▶ [Aim of the exercise]: Write out every entry exactly as it stands.

(Dataset excerpts)
# # # # # # #

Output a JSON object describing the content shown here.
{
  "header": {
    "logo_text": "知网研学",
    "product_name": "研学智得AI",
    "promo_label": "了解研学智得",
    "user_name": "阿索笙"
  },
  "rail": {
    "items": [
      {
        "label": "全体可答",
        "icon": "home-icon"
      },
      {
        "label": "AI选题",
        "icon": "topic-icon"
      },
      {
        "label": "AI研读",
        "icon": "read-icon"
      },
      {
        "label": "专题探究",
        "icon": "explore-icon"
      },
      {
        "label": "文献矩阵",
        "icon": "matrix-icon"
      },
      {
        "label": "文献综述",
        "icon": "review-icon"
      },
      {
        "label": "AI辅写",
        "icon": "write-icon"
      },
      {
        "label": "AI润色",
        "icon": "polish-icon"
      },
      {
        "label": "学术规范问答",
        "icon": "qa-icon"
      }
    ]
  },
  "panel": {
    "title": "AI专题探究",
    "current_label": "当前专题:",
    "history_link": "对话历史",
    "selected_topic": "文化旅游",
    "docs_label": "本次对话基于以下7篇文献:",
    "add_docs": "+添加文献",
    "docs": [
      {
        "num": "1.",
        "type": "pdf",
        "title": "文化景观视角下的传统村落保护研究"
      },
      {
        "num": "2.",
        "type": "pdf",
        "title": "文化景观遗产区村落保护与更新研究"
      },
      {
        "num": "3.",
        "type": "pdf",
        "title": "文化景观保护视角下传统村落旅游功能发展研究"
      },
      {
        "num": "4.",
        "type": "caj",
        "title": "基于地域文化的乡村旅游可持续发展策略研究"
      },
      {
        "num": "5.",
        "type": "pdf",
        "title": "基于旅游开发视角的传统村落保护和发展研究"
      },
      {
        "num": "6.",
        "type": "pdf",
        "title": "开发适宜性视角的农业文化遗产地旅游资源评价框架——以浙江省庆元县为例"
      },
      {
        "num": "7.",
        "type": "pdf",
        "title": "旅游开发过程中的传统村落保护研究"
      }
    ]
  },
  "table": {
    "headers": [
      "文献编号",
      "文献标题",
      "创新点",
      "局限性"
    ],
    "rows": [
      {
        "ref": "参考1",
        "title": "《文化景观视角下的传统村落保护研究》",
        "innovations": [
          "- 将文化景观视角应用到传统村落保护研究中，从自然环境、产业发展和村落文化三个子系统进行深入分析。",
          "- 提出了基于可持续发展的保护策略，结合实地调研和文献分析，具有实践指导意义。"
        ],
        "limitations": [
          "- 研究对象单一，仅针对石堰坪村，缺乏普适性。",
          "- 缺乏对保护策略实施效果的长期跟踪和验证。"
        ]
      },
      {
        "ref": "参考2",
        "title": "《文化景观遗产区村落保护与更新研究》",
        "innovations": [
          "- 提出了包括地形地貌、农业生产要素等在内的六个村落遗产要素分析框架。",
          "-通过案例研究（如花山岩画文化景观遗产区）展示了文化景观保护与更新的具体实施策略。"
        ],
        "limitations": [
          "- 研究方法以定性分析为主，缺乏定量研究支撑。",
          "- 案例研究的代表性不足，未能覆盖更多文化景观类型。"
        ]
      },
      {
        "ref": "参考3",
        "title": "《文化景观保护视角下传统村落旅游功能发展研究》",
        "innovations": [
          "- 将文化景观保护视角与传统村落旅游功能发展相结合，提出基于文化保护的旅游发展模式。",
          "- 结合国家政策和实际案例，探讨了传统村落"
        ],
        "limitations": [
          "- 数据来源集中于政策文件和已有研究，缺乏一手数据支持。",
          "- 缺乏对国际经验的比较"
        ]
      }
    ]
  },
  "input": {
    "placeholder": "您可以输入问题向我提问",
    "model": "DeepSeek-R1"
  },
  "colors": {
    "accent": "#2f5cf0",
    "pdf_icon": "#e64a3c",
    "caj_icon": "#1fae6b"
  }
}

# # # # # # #

▶ [Expected answer]:
Output a JSON object describing the content shown here.
{
  "header": {
    "logo_text": "知网研学",
    "product_name": "研学智得AI",
    "promo_label": "了解研学智得",
    "user_name": "阿索笙"
  },
  "rail": {
    "items": [
      {
        "label": "全体可答",
        "icon": "home-icon"
      },
      {
        "label": "AI选题",
        "icon": "topic-icon"
      },
      {
        "label": "AI研读",
        "icon": "read-icon"
      },
      {
        "label": "专题探究",
        "icon": "explore-icon"
      },
      {
        "label": "文献矩阵",
        "icon": "matrix-icon"
      },
      {
        "label": "文献综述",
        "icon": "review-icon"
      },
      {
        "label": "AI辅写",
        "icon": "write-icon"
      },
      {
        "label": "AI润色",
        "icon": "polish-icon"
      },
      {
        "label": "学术规范问答",
        "icon": "qa-icon"
      }
    ]
  },
  "panel": {
    "title": "AI专题探究",
    "current_label": "当前专题:",
    "history_link": "对话历史",
    "selected_topic": "文化旅游",
    "docs_label": "本次对话基于以下7篇文献:",
    "add_docs": "+添加文献",
    "docs": [
      {
        "num": "1.",
        "type": "pdf",
        "title": "文化景观视角下的传统村落保护研究"
      },
      {
        "num": "2.",
        "type": "pdf",
        "title": "文化景观遗产区村落保护与更新研究"
      },
      {
        "num": "3.",
        "type": "pdf",
        "title": "文化景观保护视角下传统村落旅游功能发展研究"
      },
      {
        "num": "4.",
        "type": "caj",
        "title": "基于地域文化的乡村旅游可持续发展策略研究"
      },
      {
        "num": "5.",
        "type": "pdf",
        "title": "基于旅游开发视角的传统村落保护和发展研究"
      },
      {
        "num": "6.",
        "type": "pdf",
        "title": "开发适宜性视角的农业文化遗产地旅游资源评价框架——以浙江省庆元县为例"
      },
      {
        "num": "7.",
        "type": "pdf",
        "title": "旅游开发过程中的传统村落保护研究"
      }
    ]
  },
  "table": {
    "headers": [
      "文献编号",
      "文献标题",
      "创新点",
      "局限性"
    ],
    "rows": [
      {
        "ref": "参考1",
        "title": "《文化景观视角下的传统村落保护研究》",
        "innovations": [
          "- 将文化景观视角应用到传统村落保护研究中，从自然环境、产业发展和村落文化三个子系统进行深入分析。",
          "- 提出了基于可持续发展的保护策略，结合实地调研和文献分析，具有实践指导意义。"
        ],
        "limitations": [
          "- 研究对象单一，仅针对石堰坪村，缺乏普适性。",
          "- 缺乏对保护策略实施效果的长期跟踪和验证。"
        ]
      },
      {
        "ref": "参考2",
        "title": "《文化景观遗产区村落保护与更新研究》",
        "innovations": [
          "- 提出了包括地形地貌、农业生产要素等在内的六个村落遗产要素分析框架。",
          "-通过案例研究（如花山岩画文化景观遗产区）展示了文化景观保护与更新的具体实施策略。"
        ],
        "limitations": [
          "- 研究方法以定性分析为主，缺乏定量研究支撑。",
          "- 案例研究的代表性不足，未能覆盖更多文化景观类型。"
        ]
      },
      {
        "ref": "参考3",
        "title": "《文化景观保护视角下传统村落旅游功能发展研究》",
        "innovations": [
          "- 将文化景观保护视角与传统村落旅游功能发展相结合，提出基于文化保护的旅游发展模式。",
          "- 结合国家政策和实际案例，探讨了传统村落"
        ],
        "limitations": [
          "- 数据来源集中于政策文件和已有研究，缺乏一手数据支持。",
          "- 缺乏对国际经验的比较"
        ]
      }
    ]
  },
  "input": {
    "placeholder": "您可以输入问题向我提问",
    "model": "DeepSeek-R1"
  },
  "colors": {
    "accent": "#2f5cf0",
    "pdf_icon": "#e64a3c",
    "caj_icon": "#1fae6b"
  }
}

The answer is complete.